EXERCISE OBJECTIVE: For the records below, tally every line that has the word "this" and reply with the number alone.

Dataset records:
● ● ● ● ●

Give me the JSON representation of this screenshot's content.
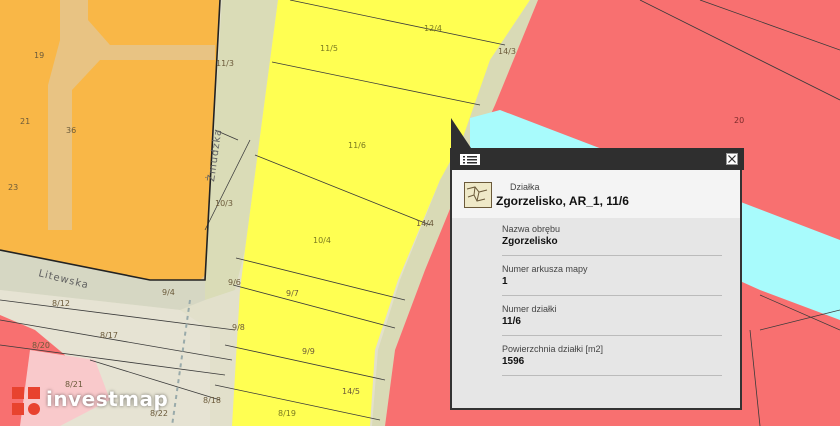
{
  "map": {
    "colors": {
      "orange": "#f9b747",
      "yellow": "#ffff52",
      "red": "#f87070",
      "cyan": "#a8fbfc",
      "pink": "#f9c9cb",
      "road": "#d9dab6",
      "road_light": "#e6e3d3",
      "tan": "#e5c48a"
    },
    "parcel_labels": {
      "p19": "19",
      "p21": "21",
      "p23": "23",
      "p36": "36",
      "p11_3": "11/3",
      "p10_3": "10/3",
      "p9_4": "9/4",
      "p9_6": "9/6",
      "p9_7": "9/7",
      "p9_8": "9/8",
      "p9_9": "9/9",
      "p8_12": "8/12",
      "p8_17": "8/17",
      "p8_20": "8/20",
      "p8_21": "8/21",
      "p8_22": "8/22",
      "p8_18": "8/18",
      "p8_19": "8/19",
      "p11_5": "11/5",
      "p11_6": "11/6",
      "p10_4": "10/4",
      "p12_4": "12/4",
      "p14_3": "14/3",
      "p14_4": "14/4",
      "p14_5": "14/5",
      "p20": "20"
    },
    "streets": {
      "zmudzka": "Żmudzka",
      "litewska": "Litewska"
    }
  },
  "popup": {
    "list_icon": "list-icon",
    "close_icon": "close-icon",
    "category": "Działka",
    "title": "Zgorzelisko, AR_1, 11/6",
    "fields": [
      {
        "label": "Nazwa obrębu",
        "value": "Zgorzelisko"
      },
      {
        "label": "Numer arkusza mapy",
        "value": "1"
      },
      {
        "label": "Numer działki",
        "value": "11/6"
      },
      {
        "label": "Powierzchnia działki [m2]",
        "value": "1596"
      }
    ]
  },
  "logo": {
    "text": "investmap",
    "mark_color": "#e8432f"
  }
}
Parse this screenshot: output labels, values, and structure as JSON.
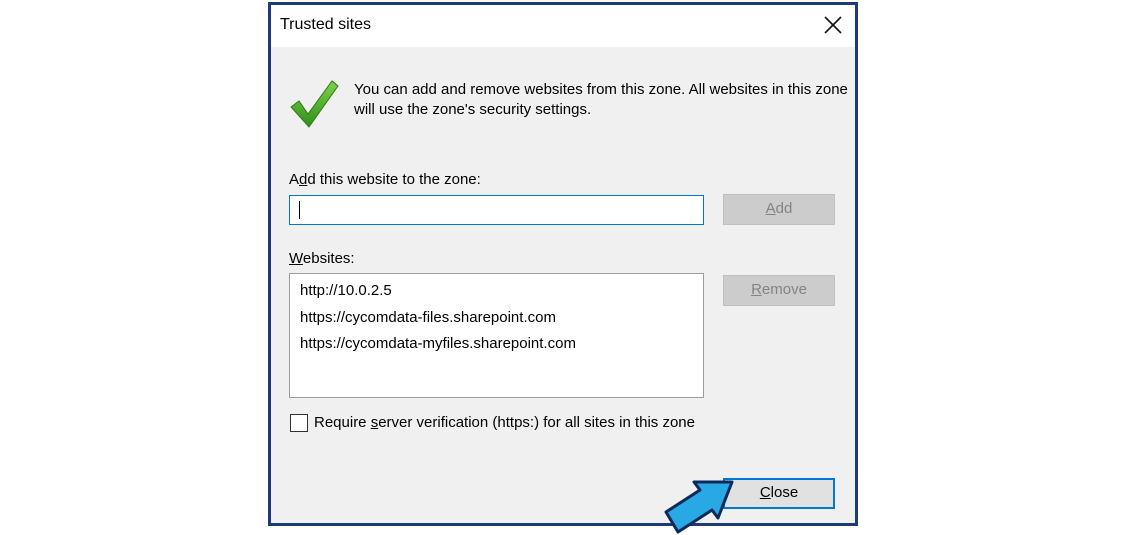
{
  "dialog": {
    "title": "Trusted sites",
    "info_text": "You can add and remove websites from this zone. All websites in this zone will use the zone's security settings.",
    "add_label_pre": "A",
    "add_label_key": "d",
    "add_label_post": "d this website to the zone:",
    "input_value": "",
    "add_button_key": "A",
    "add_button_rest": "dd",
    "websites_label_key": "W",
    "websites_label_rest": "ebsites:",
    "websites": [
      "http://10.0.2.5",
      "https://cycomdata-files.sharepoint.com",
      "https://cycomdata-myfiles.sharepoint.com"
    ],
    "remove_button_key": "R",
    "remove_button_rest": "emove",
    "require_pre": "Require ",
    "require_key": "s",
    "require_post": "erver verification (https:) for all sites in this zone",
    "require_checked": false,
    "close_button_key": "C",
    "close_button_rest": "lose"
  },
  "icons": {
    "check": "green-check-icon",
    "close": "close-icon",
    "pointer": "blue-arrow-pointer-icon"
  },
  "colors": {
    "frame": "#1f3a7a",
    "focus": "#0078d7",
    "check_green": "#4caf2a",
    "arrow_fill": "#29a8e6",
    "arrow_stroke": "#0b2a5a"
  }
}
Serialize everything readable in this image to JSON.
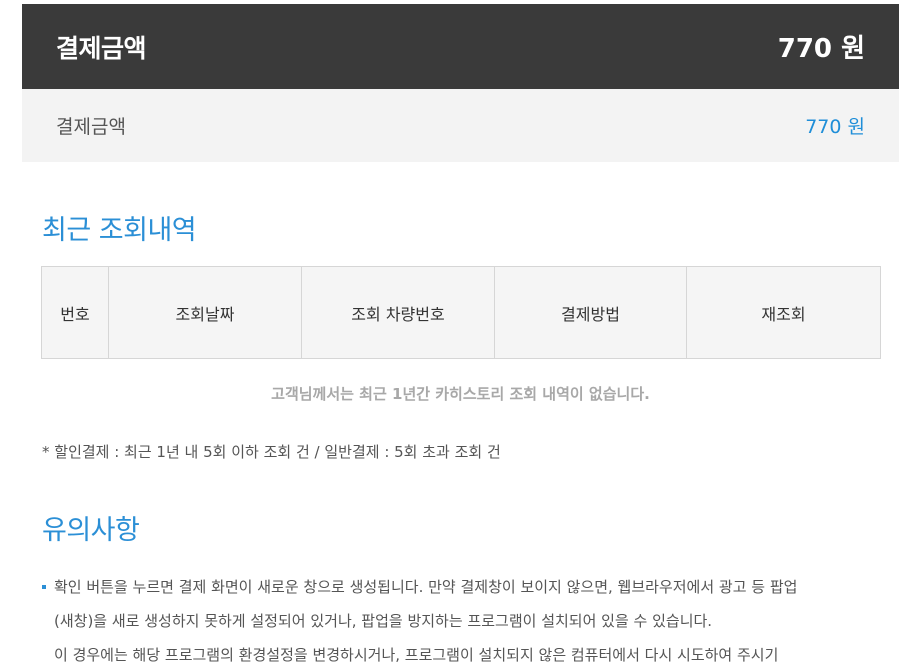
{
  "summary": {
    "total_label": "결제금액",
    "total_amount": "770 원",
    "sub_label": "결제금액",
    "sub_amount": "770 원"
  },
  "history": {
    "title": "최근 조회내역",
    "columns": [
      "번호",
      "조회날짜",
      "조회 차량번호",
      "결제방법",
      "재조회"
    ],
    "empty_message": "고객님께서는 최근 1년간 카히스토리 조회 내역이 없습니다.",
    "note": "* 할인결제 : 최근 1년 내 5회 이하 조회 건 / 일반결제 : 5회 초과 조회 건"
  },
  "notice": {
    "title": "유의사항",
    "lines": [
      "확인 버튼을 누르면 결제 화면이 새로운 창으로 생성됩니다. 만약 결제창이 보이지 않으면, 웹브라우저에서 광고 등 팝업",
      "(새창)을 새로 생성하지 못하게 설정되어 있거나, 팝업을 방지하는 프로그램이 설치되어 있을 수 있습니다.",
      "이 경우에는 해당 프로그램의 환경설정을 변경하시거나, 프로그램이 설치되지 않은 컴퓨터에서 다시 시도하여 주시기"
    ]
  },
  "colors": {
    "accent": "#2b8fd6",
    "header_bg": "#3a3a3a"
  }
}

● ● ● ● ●

THE COMPLETED TASK: 6